§ Problem to solve: The records that follow are to be repeated exactly, without any pictures.

§ Raw data:

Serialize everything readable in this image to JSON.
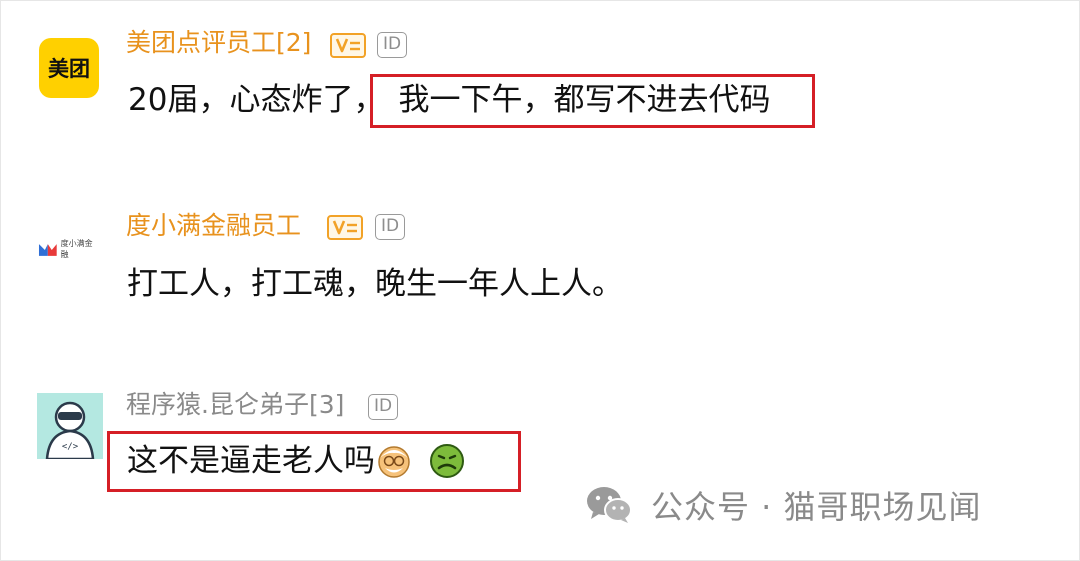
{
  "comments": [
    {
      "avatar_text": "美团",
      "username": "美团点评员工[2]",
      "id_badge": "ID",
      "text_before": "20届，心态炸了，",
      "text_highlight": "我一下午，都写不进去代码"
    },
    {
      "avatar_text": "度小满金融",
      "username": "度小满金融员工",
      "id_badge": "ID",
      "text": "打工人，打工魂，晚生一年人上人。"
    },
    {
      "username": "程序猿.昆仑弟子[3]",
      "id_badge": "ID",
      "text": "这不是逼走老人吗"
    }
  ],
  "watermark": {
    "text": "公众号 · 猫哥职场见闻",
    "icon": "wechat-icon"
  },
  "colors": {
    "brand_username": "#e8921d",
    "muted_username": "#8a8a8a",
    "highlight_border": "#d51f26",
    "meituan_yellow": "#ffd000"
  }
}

§ Result of the exercise:
Serialize everything readable in this image to JSON.
{
  "comments": [
    {
      "avatar_text": "美团",
      "username": "美团点评员工[2]",
      "id_badge": "ID",
      "text_before": "20届，心态炸了，",
      "text_highlight": "我一下午，都写不进去代码"
    },
    {
      "avatar_text": "度小满金融",
      "username": "度小满金融员工",
      "id_badge": "ID",
      "text": "打工人，打工魂，晚生一年人上人。"
    },
    {
      "username": "程序猿.昆仑弟子[3]",
      "id_badge": "ID",
      "text": "这不是逼走老人吗"
    }
  ],
  "watermark": {
    "text": "公众号 · 猫哥职场见闻",
    "icon": "wechat-icon"
  },
  "colors": {
    "brand_username": "#e8921d",
    "muted_username": "#8a8a8a",
    "highlight_border": "#d51f26",
    "meituan_yellow": "#ffd000"
  }
}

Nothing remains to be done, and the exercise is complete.